+++ Data +++
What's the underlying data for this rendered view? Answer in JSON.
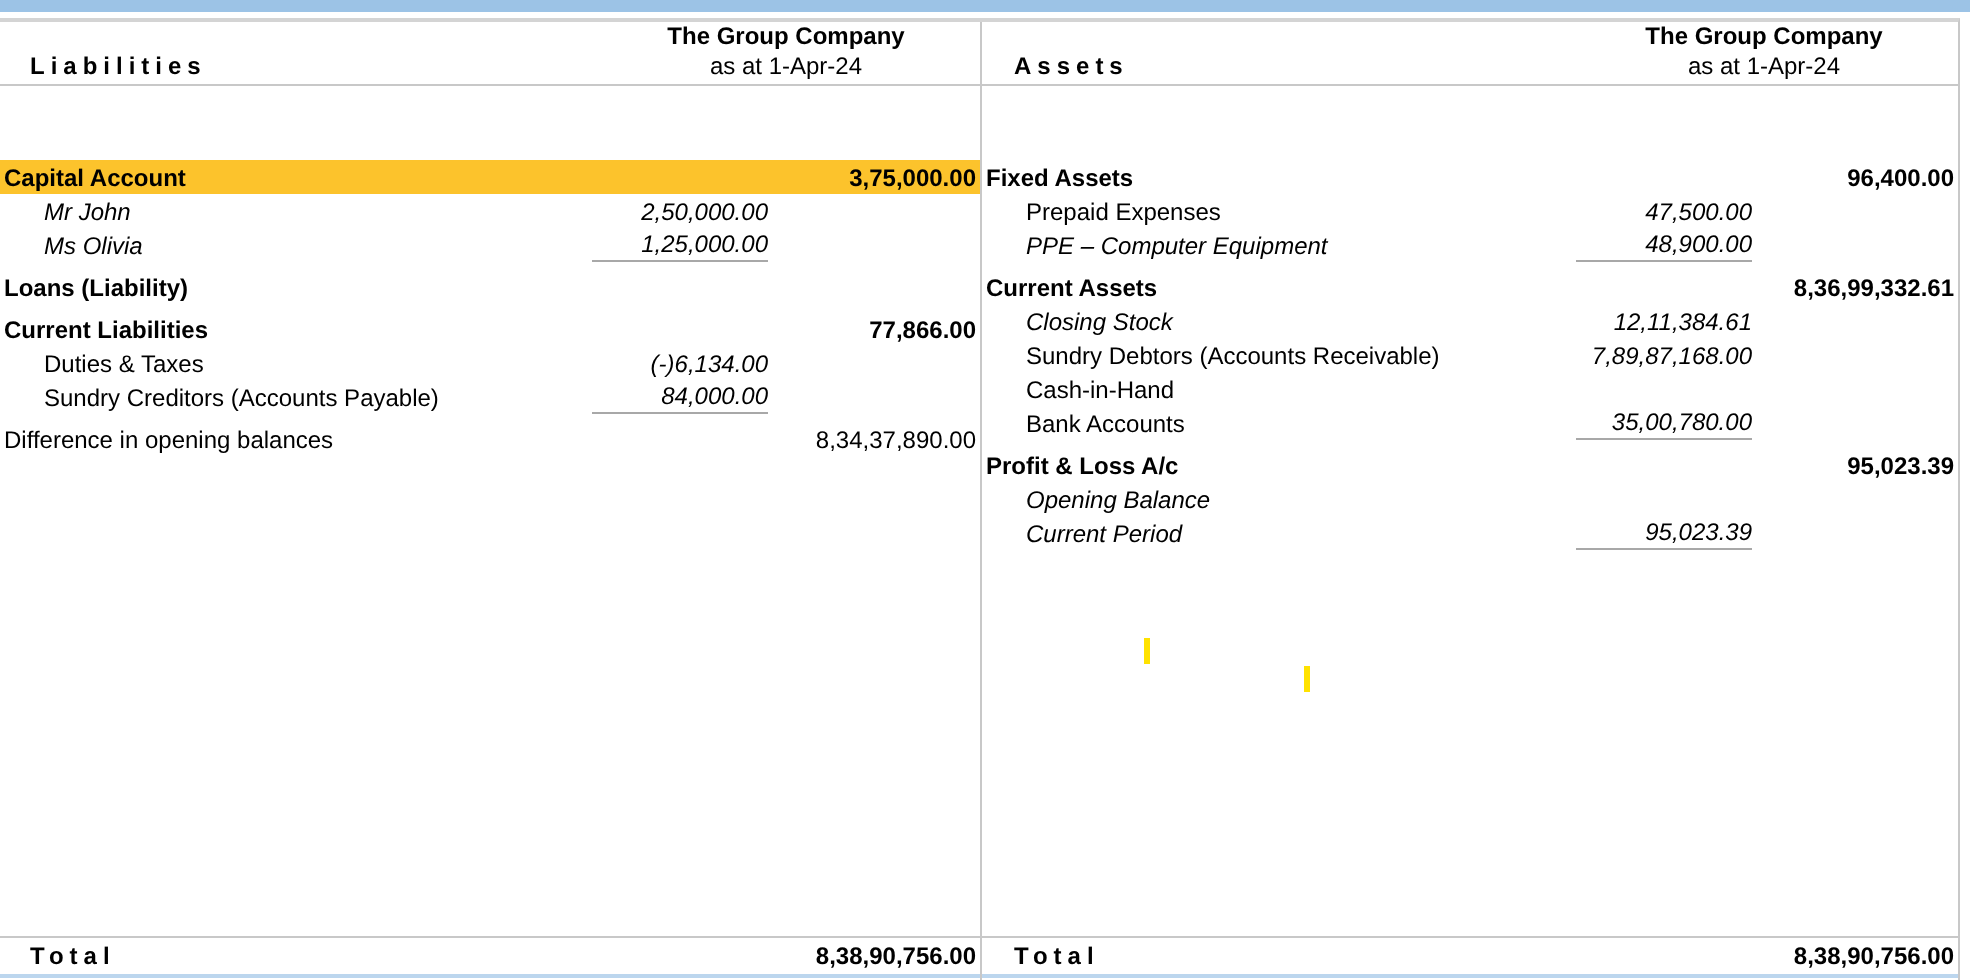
{
  "sections": [
    {
      "heading": "Liabilities",
      "company": "The Group Company",
      "period": "as at 1-Apr-24",
      "total_label": "Total",
      "total": "8,38,90,756.00",
      "groups": [
        {
          "kind": "group",
          "name": "Capital Account",
          "amount": "3,75,000.00",
          "selected": true,
          "children": [
            {
              "name": "Mr John",
              "amount": "2,50,000.00",
              "italic": true
            },
            {
              "name": "Ms Olivia",
              "amount": "1,25,000.00",
              "italic": true
            }
          ]
        },
        {
          "kind": "group",
          "name": "Loans (Liability)",
          "selected": false
        },
        {
          "kind": "group",
          "name": "Current Liabilities",
          "amount": "77,866.00",
          "selected": false,
          "children": [
            {
              "name": "Duties & Taxes",
              "amount": "(-)6,134.00",
              "italic": false
            },
            {
              "name": "Sundry Creditors (Accounts Payable)",
              "amount": "84,000.00",
              "italic": false
            }
          ]
        },
        {
          "kind": "plain",
          "name": "Difference in opening balances",
          "amount": "8,34,37,890.00",
          "selected": false
        }
      ]
    },
    {
      "heading": "Assets",
      "company": "The Group Company",
      "period": "as at 1-Apr-24",
      "total_label": "Total",
      "total": "8,38,90,756.00",
      "groups": [
        {
          "kind": "group",
          "name": "Fixed Assets",
          "amount": "96,400.00",
          "selected": false,
          "children": [
            {
              "name": "Prepaid Expenses",
              "amount": "47,500.00",
              "italic": false
            },
            {
              "name": "PPE – Computer Equipment",
              "amount": "48,900.00",
              "italic": true
            }
          ]
        },
        {
          "kind": "group",
          "name": "Current Assets",
          "amount": "8,36,99,332.61",
          "selected": false,
          "children": [
            {
              "name": "Closing Stock",
              "amount": "12,11,384.61",
              "italic": true
            },
            {
              "name": "Sundry Debtors (Accounts Receivable)",
              "amount": "7,89,87,168.00",
              "italic": false
            },
            {
              "name": "Cash-in-Hand",
              "italic": false
            },
            {
              "name": "Bank Accounts",
              "amount": "35,00,780.00",
              "italic": false
            }
          ]
        },
        {
          "kind": "group",
          "name": "Profit & Loss A/c",
          "amount": "95,023.39",
          "selected": false,
          "children": [
            {
              "name": "Opening Balance",
              "italic": true
            },
            {
              "name": "Current Period",
              "amount": "95,023.39",
              "italic": true
            }
          ]
        }
      ]
    }
  ]
}
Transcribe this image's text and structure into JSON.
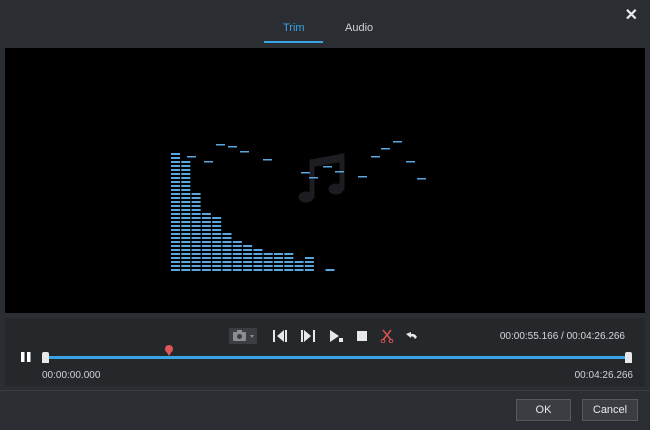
{
  "tabs": [
    {
      "label": "Trim",
      "active": true
    },
    {
      "label": "Audio",
      "active": false
    }
  ],
  "playback": {
    "current_time": "00:00:55.166",
    "separator": " / ",
    "total_time": "00:04:26.266",
    "progress": 0.215
  },
  "trim": {
    "start_time": "00:00:00.000",
    "end_time": "00:04:26.266",
    "marker_fraction": 0.215
  },
  "toolbar": {
    "icons": [
      "camera-icon",
      "set-start-icon",
      "set-end-icon",
      "play-segment-icon",
      "stop-icon",
      "cut-icon",
      "undo-icon"
    ]
  },
  "footer": {
    "ok_label": "OK",
    "cancel_label": "Cancel"
  },
  "colors": {
    "accent": "#3aa3e3",
    "marker": "#e05555",
    "bars": "#5aa7e0"
  }
}
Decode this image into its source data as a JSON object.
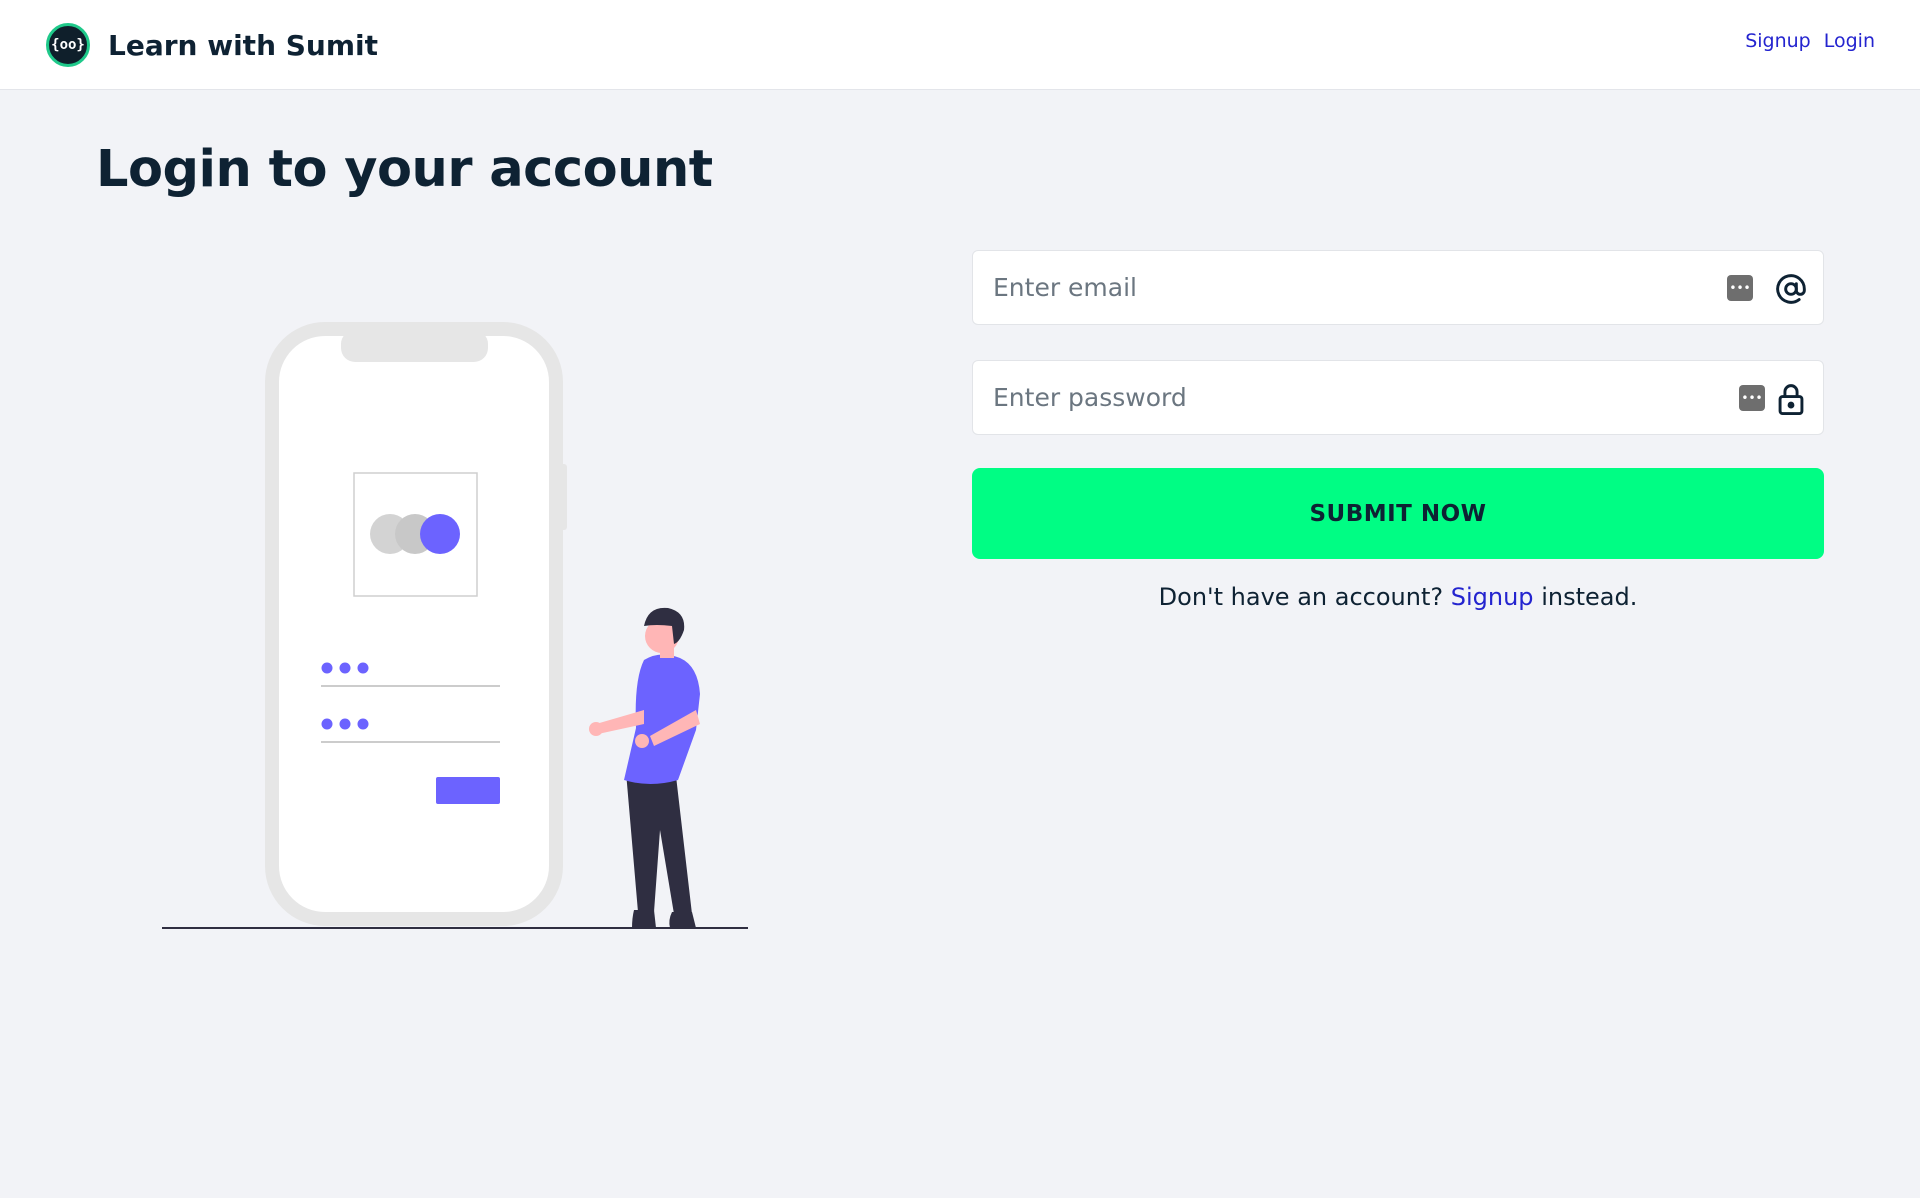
{
  "header": {
    "logo_text": "{oo}",
    "brand_name": "Learn with Sumit",
    "nav": [
      {
        "label": "Signup"
      },
      {
        "label": "Login"
      }
    ]
  },
  "page": {
    "title": "Login to your account"
  },
  "form": {
    "email": {
      "placeholder": "Enter email",
      "value": "",
      "icon": "at-icon"
    },
    "password": {
      "placeholder": "Enter password",
      "value": "",
      "icon": "lock-icon"
    },
    "password_manager_icon": "•••",
    "submit_label": "SUBMIT NOW",
    "signup_prompt": "Don't have an account?",
    "signup_link": "Signup",
    "signup_suffix": "instead."
  },
  "colors": {
    "accent": "#00fd84",
    "link": "#2424cf",
    "illustration_primary": "#6c63ff",
    "text": "#0e2233"
  }
}
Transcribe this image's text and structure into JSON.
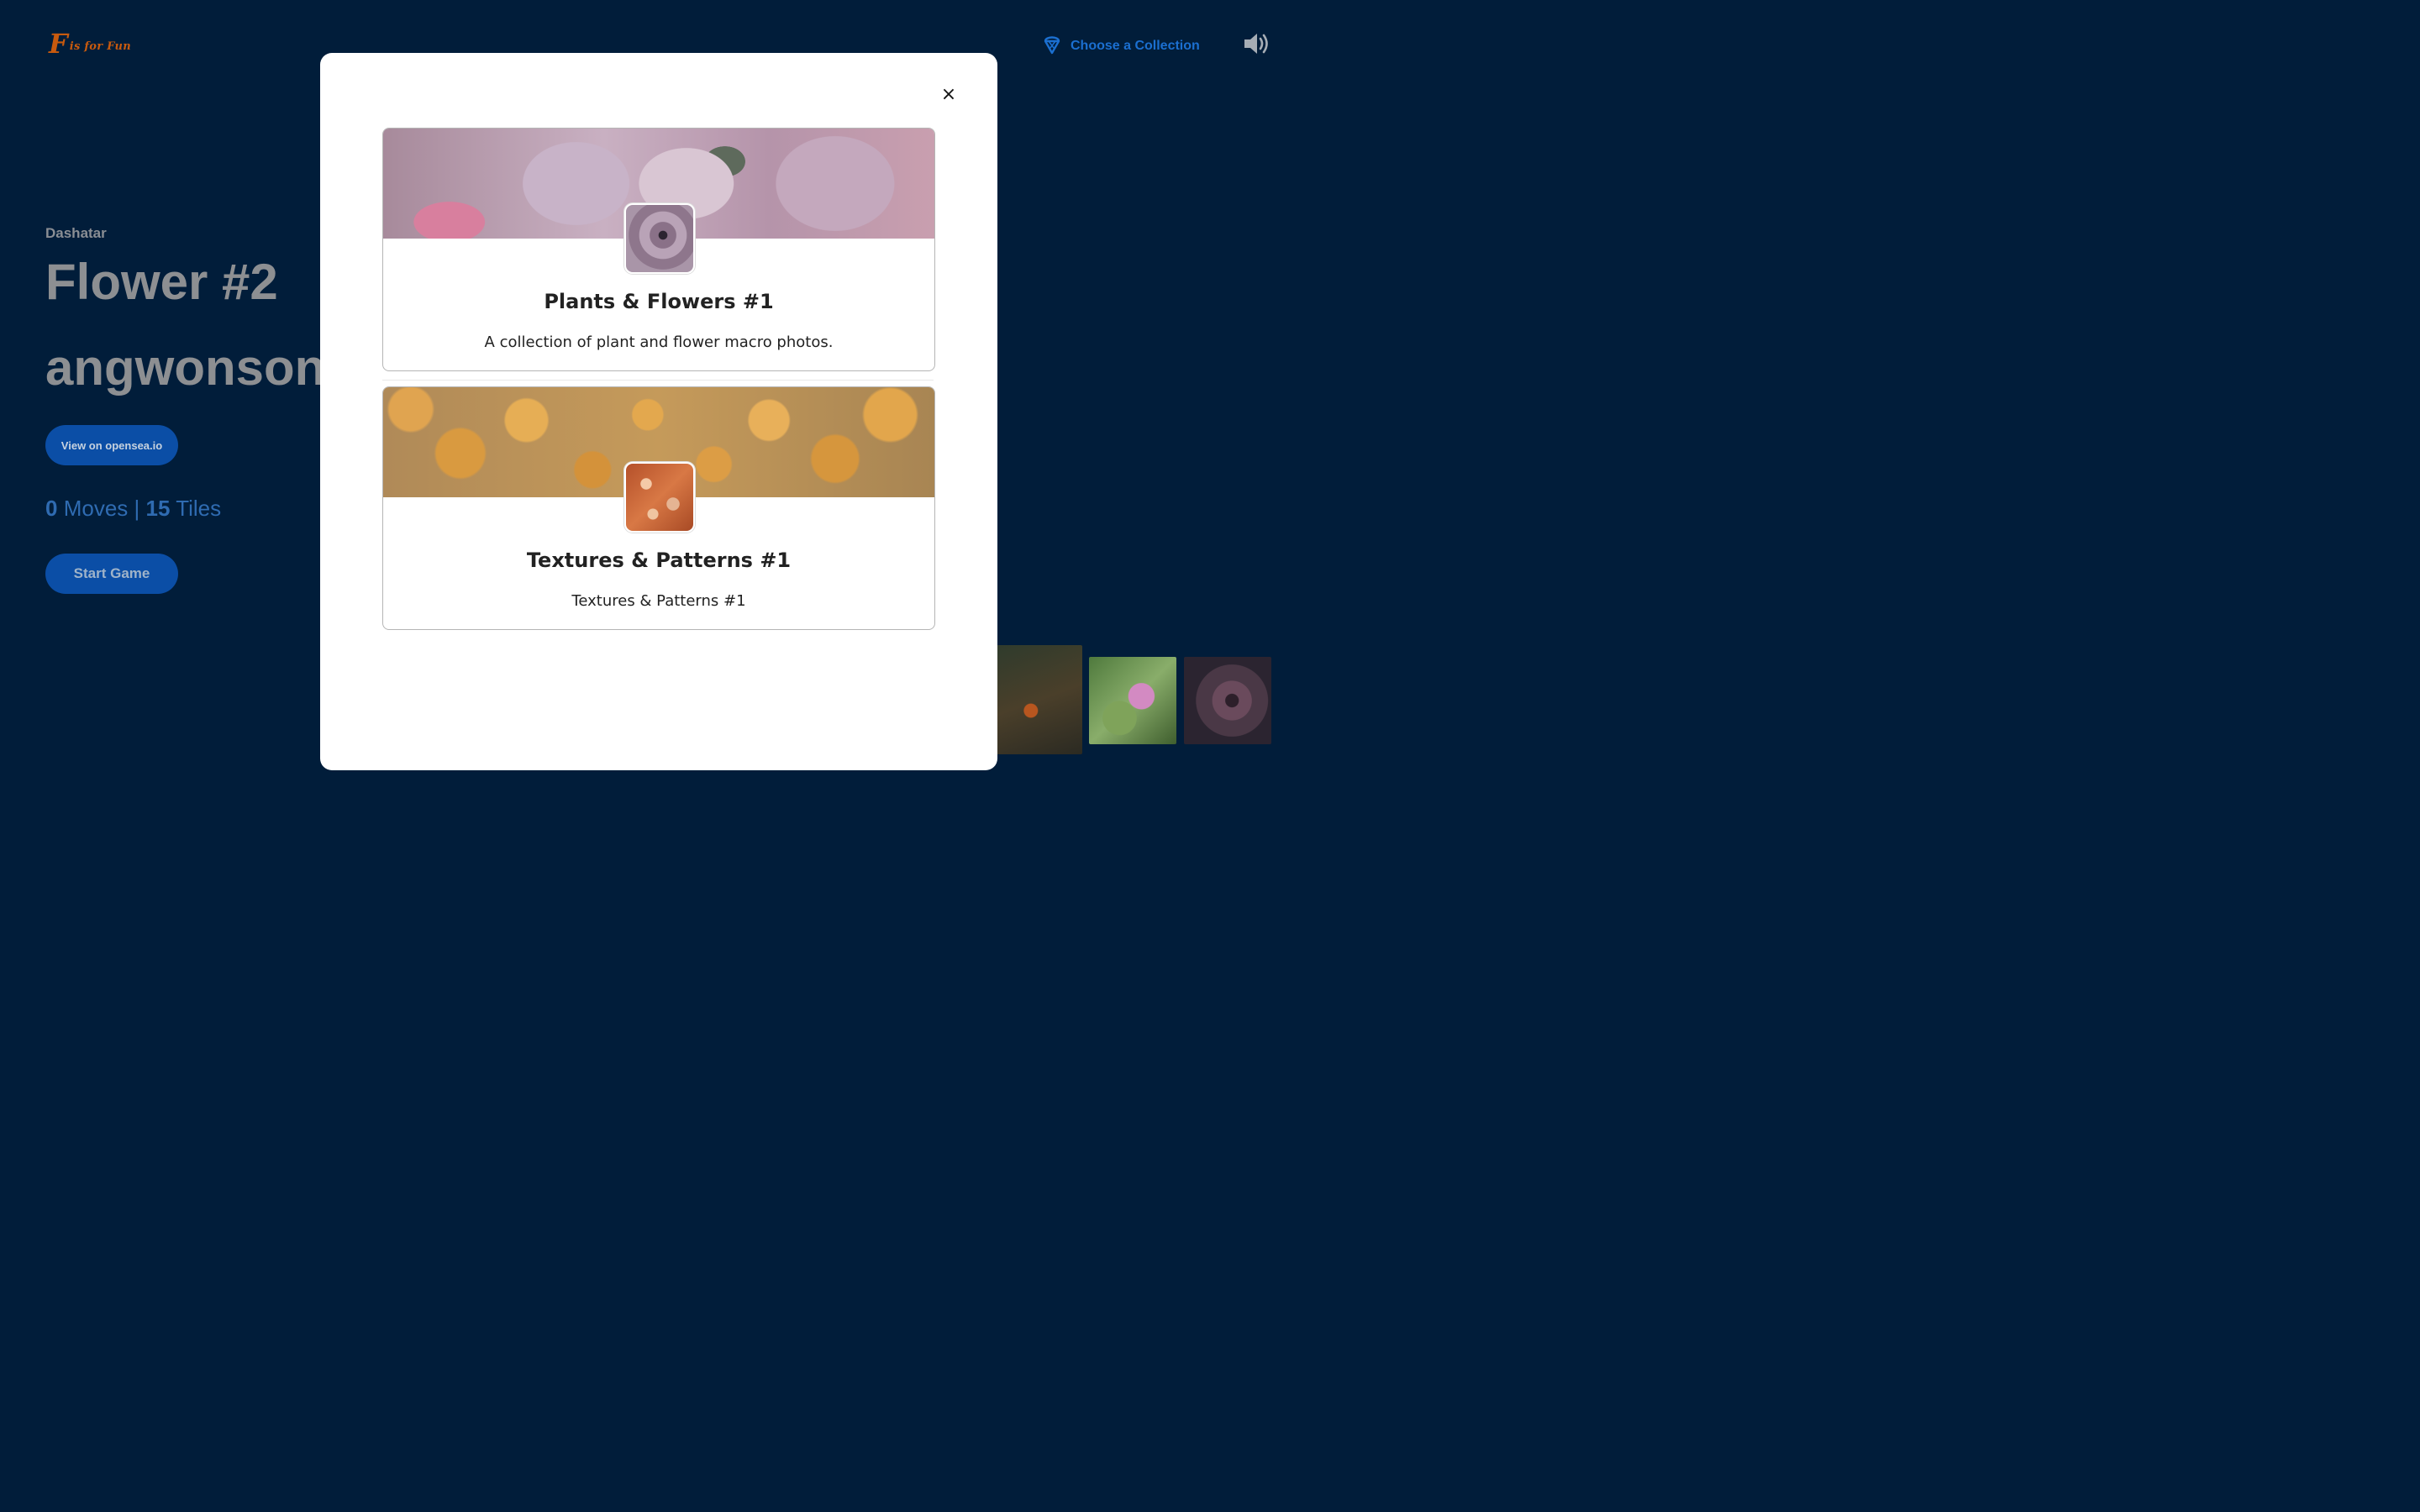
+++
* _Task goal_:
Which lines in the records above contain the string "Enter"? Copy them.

* _Solution for this task_:
      "placeholder": "Enter email",
      "placeholder": "Enter password",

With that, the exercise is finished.